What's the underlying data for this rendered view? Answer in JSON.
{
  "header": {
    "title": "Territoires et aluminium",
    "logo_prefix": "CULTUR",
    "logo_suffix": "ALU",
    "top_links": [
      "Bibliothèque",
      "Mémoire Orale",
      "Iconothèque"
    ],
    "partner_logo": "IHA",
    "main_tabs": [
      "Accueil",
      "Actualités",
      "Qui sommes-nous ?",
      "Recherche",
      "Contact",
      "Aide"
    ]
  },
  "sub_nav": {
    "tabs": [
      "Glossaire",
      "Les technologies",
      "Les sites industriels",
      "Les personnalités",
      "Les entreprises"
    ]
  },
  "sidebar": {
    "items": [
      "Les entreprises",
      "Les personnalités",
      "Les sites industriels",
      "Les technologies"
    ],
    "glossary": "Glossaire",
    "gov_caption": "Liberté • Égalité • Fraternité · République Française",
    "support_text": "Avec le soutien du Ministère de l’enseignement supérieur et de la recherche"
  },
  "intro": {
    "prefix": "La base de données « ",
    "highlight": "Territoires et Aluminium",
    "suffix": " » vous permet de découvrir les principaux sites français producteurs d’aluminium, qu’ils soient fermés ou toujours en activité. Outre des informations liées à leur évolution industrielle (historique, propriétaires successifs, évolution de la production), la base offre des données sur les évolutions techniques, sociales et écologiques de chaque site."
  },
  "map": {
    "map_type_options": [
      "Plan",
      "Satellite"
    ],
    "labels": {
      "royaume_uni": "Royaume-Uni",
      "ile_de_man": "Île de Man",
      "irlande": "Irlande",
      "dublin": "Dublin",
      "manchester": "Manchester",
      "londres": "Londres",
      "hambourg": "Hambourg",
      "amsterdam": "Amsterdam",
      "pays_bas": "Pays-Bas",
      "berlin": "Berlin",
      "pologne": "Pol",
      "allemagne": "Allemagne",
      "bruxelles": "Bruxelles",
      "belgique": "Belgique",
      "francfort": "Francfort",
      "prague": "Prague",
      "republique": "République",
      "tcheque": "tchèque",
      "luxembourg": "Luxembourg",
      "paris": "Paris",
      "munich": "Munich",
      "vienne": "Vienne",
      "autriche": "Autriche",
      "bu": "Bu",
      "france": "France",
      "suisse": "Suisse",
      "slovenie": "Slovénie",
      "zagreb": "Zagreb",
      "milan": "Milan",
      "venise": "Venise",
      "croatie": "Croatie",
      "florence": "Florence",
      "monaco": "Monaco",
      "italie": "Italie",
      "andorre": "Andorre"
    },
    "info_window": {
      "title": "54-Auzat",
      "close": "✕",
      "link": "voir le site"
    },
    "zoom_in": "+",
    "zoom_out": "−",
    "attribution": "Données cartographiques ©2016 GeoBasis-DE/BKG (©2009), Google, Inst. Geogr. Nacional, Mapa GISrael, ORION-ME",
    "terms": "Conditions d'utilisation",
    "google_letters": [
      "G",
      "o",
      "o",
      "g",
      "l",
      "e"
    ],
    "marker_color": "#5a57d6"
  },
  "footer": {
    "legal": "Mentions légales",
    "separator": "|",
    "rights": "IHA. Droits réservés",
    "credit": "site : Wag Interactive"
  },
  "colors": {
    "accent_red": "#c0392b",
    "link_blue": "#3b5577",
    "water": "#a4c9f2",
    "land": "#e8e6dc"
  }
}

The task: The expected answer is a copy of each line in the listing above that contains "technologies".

Exercise output:
      "Les technologies",
      "Les technologies"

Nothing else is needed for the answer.